Thanks in advance!

Frank

Jim Knaub says

Sani –

Probably the most used measure of heteroscedasticity is determined by the Iterated Reweighted Least Squares (IRLS) method. The algorithm is well-described in Carroll and Ruppert(1988), Transformation and Weighting in Regression, Chapman & Hall, Ltd. London, UK.

You could also see the following:

https://www.researchgate.net/publication/263809034_Alternative_to_the_Iterated_Reweighted_Least_Squares_Method_-_Apparent_Heteroscedasticity_and_Linear_Regression_Model_Sampling

and

https://www.researchgate.net/publication/263032446_Weighting_in_Regression_for_Use_in_Survey_Methodology (Note that the use of “w” in the notation on page 2 was not a good choice when avoiding confusion with the regression weight, of which this is a part. Sorry.)

I’d say that “pure” heteroscedasticity is ‘a feature, not a bug.’

You can use WLS and estimate variances of prediction errors and prediction intervals, keeping the heteroscedasticity in the error structure where it naturally occurs, with no transformation.

Cheers – J. Knaub

Jim Frost says

Thank you for sharing the excellent information!

Hiral Godhania says

Hello sir,

All of your articles are very useful .Sir could you please explain again how to detect heteroscedasticity and what are the implications of that.

Jim Frost says

Hi Hiral, this very post provides all of the information that you seek. It describes how to use residual plots to detect heteroscedasticity, the problems it causes, and possible solutions. You’re looking in the right place for the information you need!

Sani says

Good day Jim,

Please, can you help me with any method that can measure (not test) heteroscedasticity in a data set?

Jim Frost says

Hi Sani,

There are tests for heteroscedasticity, but I’m not overly familiar with them. I always go by the residuals by fits plot myself because the pattern is very distinct. I’ve heard of the White test and the Breusch-Pagan test. You can look into those if you need to.

Sorry, I just noticed that you’re looking for a measure rather than a test. Hmmm, these tests presumably need to measure and use a test statistic, maybe that is what you’re looking for? I’m not sure.

Jim

Senghort Kheang says

Dear guys

Do you have book 📚, article related with machine learning?

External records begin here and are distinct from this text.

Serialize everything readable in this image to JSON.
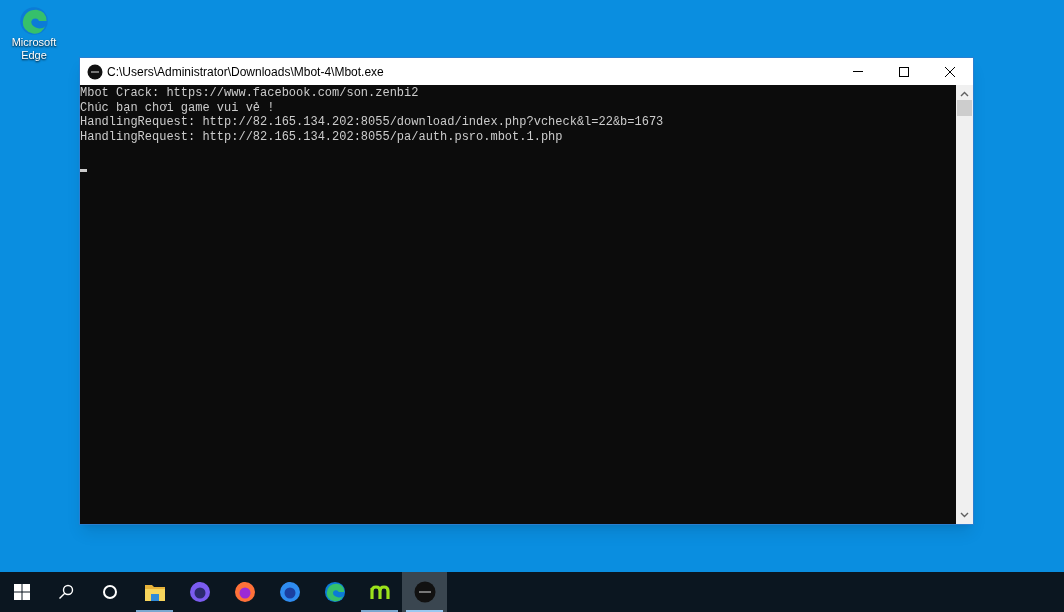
{
  "desktop_icons": [
    {
      "label": "Microsoft Edge"
    }
  ],
  "window": {
    "title": "C:\\Users\\Administrator\\Downloads\\Mbot-4\\Mbot.exe"
  },
  "console": {
    "lines": [
      "Mbot Crack: https://www.facebook.com/son.zenbi2",
      "Chúc bạn chơi game vui vẻ !",
      "HandlingRequest: http://82.165.134.202:8055/download/index.php?vcheck&l=22&b=1673",
      "HandlingRequest: http://82.165.134.202:8055/pa/auth.psro.mbot.1.php"
    ],
    "cursor": true
  },
  "taskbar": {
    "items": [
      {
        "kind": "start",
        "running": false,
        "selected": false
      },
      {
        "kind": "search",
        "running": false,
        "selected": false
      },
      {
        "kind": "cortana",
        "running": false,
        "selected": false
      },
      {
        "kind": "explorer",
        "running": true,
        "selected": false
      },
      {
        "kind": "firefox-nightly",
        "running": false,
        "selected": false
      },
      {
        "kind": "firefox",
        "running": false,
        "selected": false
      },
      {
        "kind": "firefox-dev",
        "running": false,
        "selected": false
      },
      {
        "kind": "edge",
        "running": false,
        "selected": false
      },
      {
        "kind": "m-app",
        "running": true,
        "selected": false
      },
      {
        "kind": "mbot",
        "running": true,
        "selected": true
      }
    ]
  }
}
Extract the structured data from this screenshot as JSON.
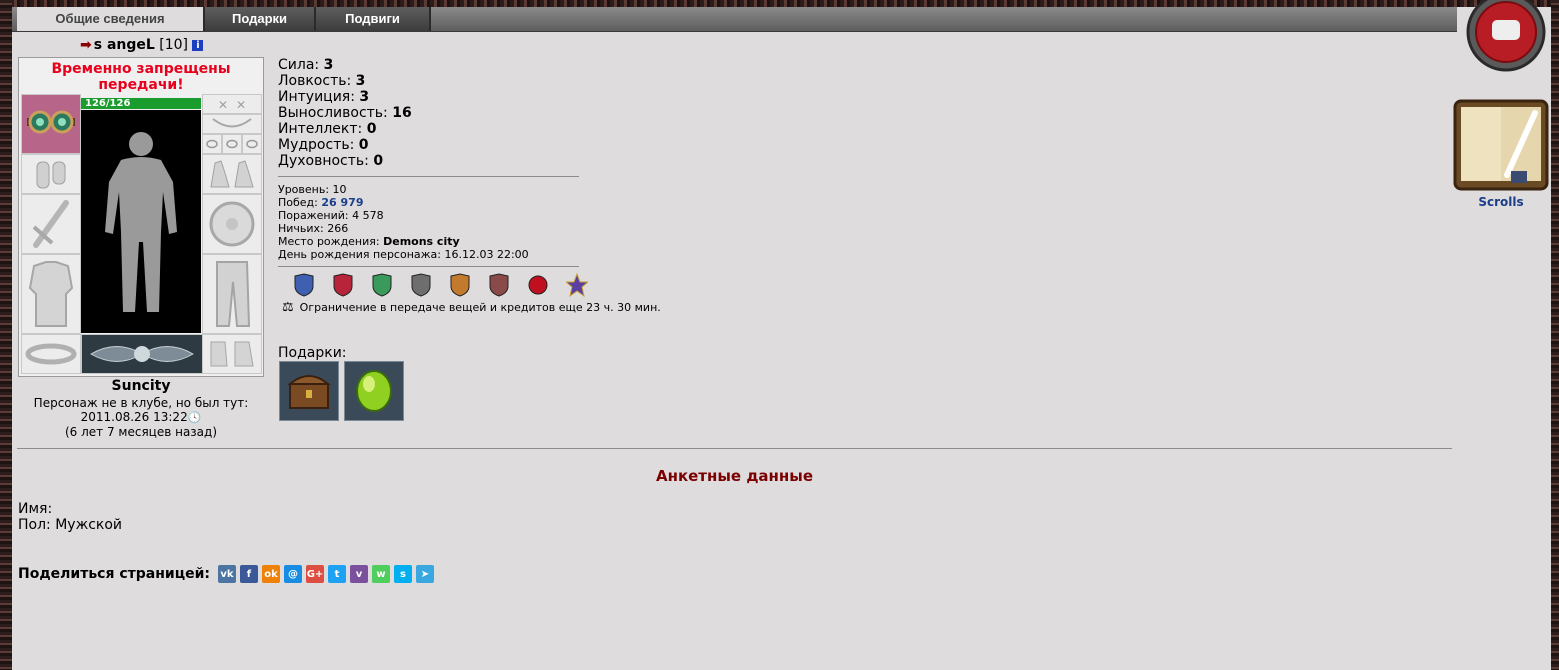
{
  "tabs": [
    {
      "label": "Общие сведения",
      "active": true
    },
    {
      "label": "Подарки",
      "active": false
    },
    {
      "label": "Подвиги",
      "active": false
    }
  ],
  "character": {
    "name": "s angeL",
    "level": "[10]",
    "transfer_ban": "Временно запрещены передачи!",
    "hp": "126/126",
    "city": "Suncity",
    "last_seen_label": "Персонаж не в клубе, но был тут:",
    "last_seen_time": "2011.08.26 13:22",
    "last_seen_ago": "(6 лет 7 месяцев назад)"
  },
  "stats": [
    {
      "label": "Сила:",
      "value": "3"
    },
    {
      "label": "Ловкость:",
      "value": "3"
    },
    {
      "label": "Интуиция:",
      "value": "3"
    },
    {
      "label": "Выносливость:",
      "value": "16"
    },
    {
      "label": "Интеллект:",
      "value": "0"
    },
    {
      "label": "Мудрость:",
      "value": "0"
    },
    {
      "label": "Духовность:",
      "value": "0"
    }
  ],
  "info": {
    "level_label": "Уровень:",
    "level": "10",
    "wins_label": "Побед:",
    "wins": "26 979",
    "losses_label": "Поражений:",
    "losses": "4 578",
    "draws_label": "Ничьих:",
    "draws": "266",
    "birthplace_label": "Место рождения:",
    "birthplace": "Demons city",
    "birthday_label": "День рождения персонажа:",
    "birthday": "16.12.03 22:00"
  },
  "restriction": "Ограничение в передаче вещей и кредитов еще 23 ч. 30 мин.",
  "gifts_label": "Подарки:",
  "scrolls_label": "Scrolls",
  "profile": {
    "title": "Анкетные данные",
    "name_label": "Имя:",
    "sex_label": "Пол:",
    "sex": "Мужской"
  },
  "share": {
    "label": "Поделиться страницей:",
    "icons": [
      {
        "name": "vk-icon",
        "text": "vk",
        "color": "#4c75a3"
      },
      {
        "name": "facebook-icon",
        "text": "f",
        "color": "#3b5998"
      },
      {
        "name": "odnoklassniki-icon",
        "text": "ok",
        "color": "#ee8208"
      },
      {
        "name": "moimir-icon",
        "text": "@",
        "color": "#168de2"
      },
      {
        "name": "googleplus-icon",
        "text": "G+",
        "color": "#dc4e41"
      },
      {
        "name": "twitter-icon",
        "text": "t",
        "color": "#1da1f2"
      },
      {
        "name": "viber-icon",
        "text": "v",
        "color": "#7b519d"
      },
      {
        "name": "whatsapp-icon",
        "text": "w",
        "color": "#4fce5d"
      },
      {
        "name": "skype-icon",
        "text": "s",
        "color": "#00aff0"
      },
      {
        "name": "telegram-icon",
        "text": "➤",
        "color": "#3aa8e0"
      }
    ]
  },
  "colors": {
    "background": "#dedcdd",
    "ban_red": "#e8001c",
    "wins_blue": "#1b3f8c",
    "title_maroon": "#7a0000",
    "hp_green": "#1a9c2e"
  }
}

I just start learn but Prof. give me do research with topic: Real estate data visualization in Phnom Penh.

Can anyone help me?

Nick says

Really nice post. Thanks. Perhaps you could also mention using robust standard errors, Huber-White etc. This involves no data transformation but trades efficiency for robustness.